Top 10 Computer Malware Programs
Old security holes are becoming increasingly popular among online criminals.
The latest strain of the ID-theft malware, called Gameover, begins as a phishing scheme with spam emails - purportedly from the National Automated Clearing House Association (NACHA), the Federal Reserve Bank, or the Federal Deposit Insurance Corporation (FDIC) - that leads to malware infection and eventual access to the victim's bank account.
The FBI's warning added that the malware steals usernames and passwords. Once the malware is on your computer, it really is "game over."
The new Zeus variant isn't doing anything especially new to trick people. The phishing email wants the reader to click on a link to a phony website, and when the user visits that site, the malware downloads.
Perhaps I'm a cynic, but at what point do we as a society of computer users get smart about clicking on links in email? Yes, the bad guys are very good at creating phishing email letters that seem very real, and even the most astute security expert has to look and think twice before pressing the mouse button. But unless one is a true Internet novice, the basics to prevent downloading malware should be pretty well engrained in one's mind: double check the actual URL of the link, double check the email address, look for typos or other errors, and if you really aren't sure, contact the person or company who sent the email to ask if it is real.

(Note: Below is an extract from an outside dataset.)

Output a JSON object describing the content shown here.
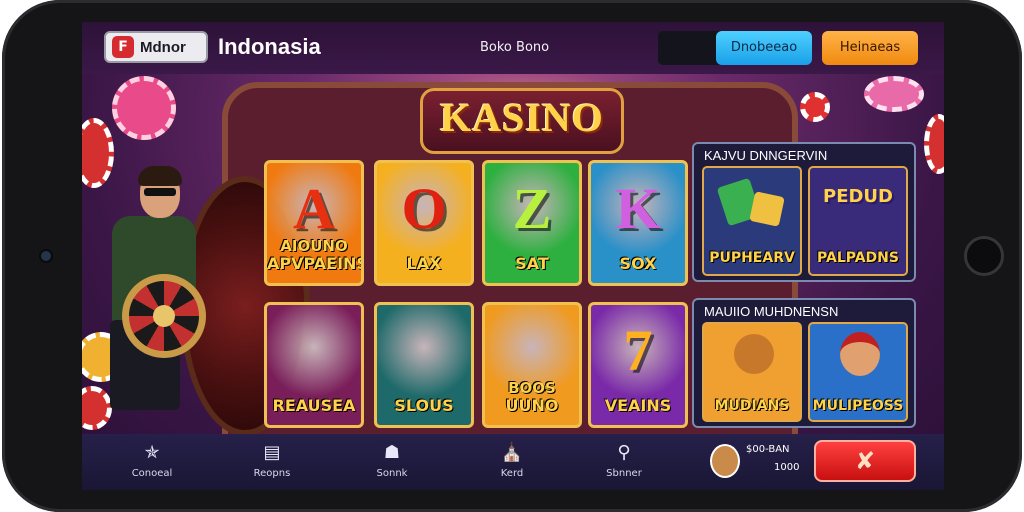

The bad guys will take advantage of lazy computer users. It's the same concept with hacker groups like Anonymous. It isn't that they are the most skilled hackers around; instead, they take advantage of a company's lazy or lax security. Or think of it this way: The most effective way to protect your house from getting robbed is to lock the doors and windows because most robbers aren't going to take the extra effort to find another way in. They move on to the next place until they find an open door. That's what hackers do, too, to an extent. The phishing schemes want you to unwittingly open the door to a stranger.

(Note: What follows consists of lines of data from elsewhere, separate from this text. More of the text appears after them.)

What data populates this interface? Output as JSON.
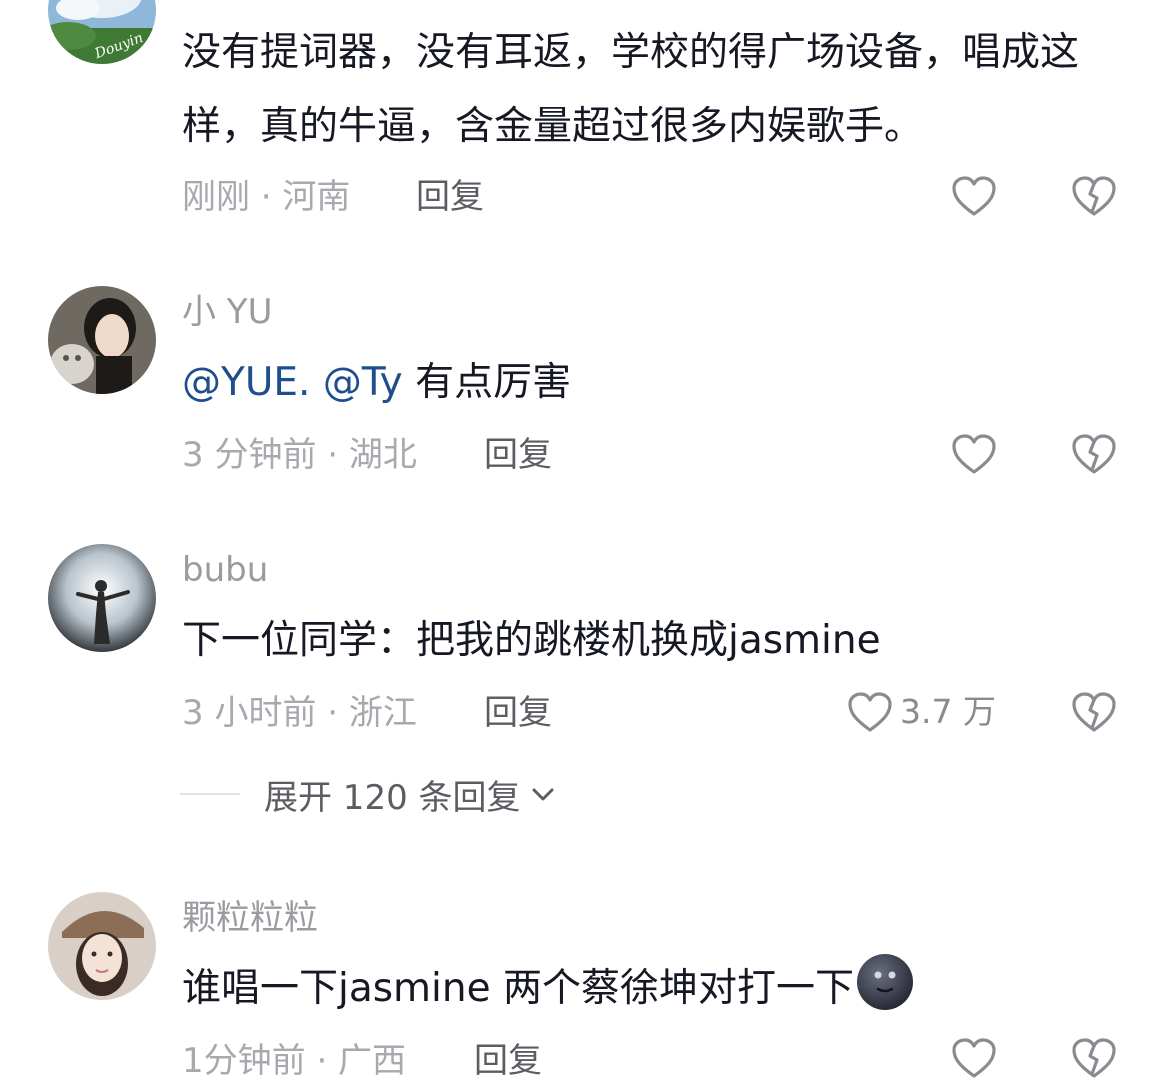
{
  "comments": [
    {
      "username": "",
      "text": "没有提词器，没有耳返，学校的得广场设备，唱成这样，真的牛逼，含金量超过很多内娱歌手。",
      "time_location": "刚刚 · 河南",
      "reply_label": "回复",
      "like_count": ""
    },
    {
      "username": "小 YU",
      "mentions": [
        "@YUE.",
        "@Ty"
      ],
      "text": "有点厉害",
      "time_location": "3 分钟前 · 湖北",
      "reply_label": "回复",
      "like_count": ""
    },
    {
      "username": "bubu",
      "text": "下一位同学：把我的跳楼机换成jasmine",
      "time_location": "3 小时前 · 浙江",
      "reply_label": "回复",
      "like_count": "3.7 万",
      "expand_replies": "展开 120 条回复"
    },
    {
      "username": "颗粒粒粒",
      "text": "谁唱一下jasmine 两个蔡徐坤对打一下",
      "emoji": "moon-face-emoji",
      "time_location": "1分钟前 · 广西",
      "reply_label": "回复",
      "like_count": ""
    }
  ],
  "avatar_1_watermark": "Douyin",
  "colors": {
    "text": "#161823",
    "mention": "#1e4e8c",
    "meta": "#a8a9ae",
    "reply": "#5c5d63",
    "icon": "#8a8b90"
  },
  "icons": [
    "heart-outline-icon",
    "broken-heart-icon",
    "chevron-down-icon"
  ]
}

The FBI's warning does include another level to the new Zeus attacks: money laundering using money mules. The report stated:
In many cases, these money mules are willing participants in the criminal scheme. But increasingly, as part of this scheme, we see an increasing number of unsuspecting mules hired via "work at home" advertisements who end up laundering some of the funds stolen from bank accounts. The criminals e-mail prospective candidates claiming to have seen their resumes on job websites and offer them a job. The hired employees are provided long and seemingly legitimate work contracts and actual websites to log into. They're instructed to either open a bank account or use their own bank account in order to receive funds via wire and ACH transactions from numerous banksand then use money remitting services to send the money overseas.
The FBI's tips to protect yourself are pretty obvious: Make sure your antivirus software is up to date, don't click on unsolicited attachments and don't accept unsolicited jobs that require you to receive money in numerous bank accounts. The steps are clear, but like everything involved in cybersecurity, the most important step is to actually take the time to follow the guidelines.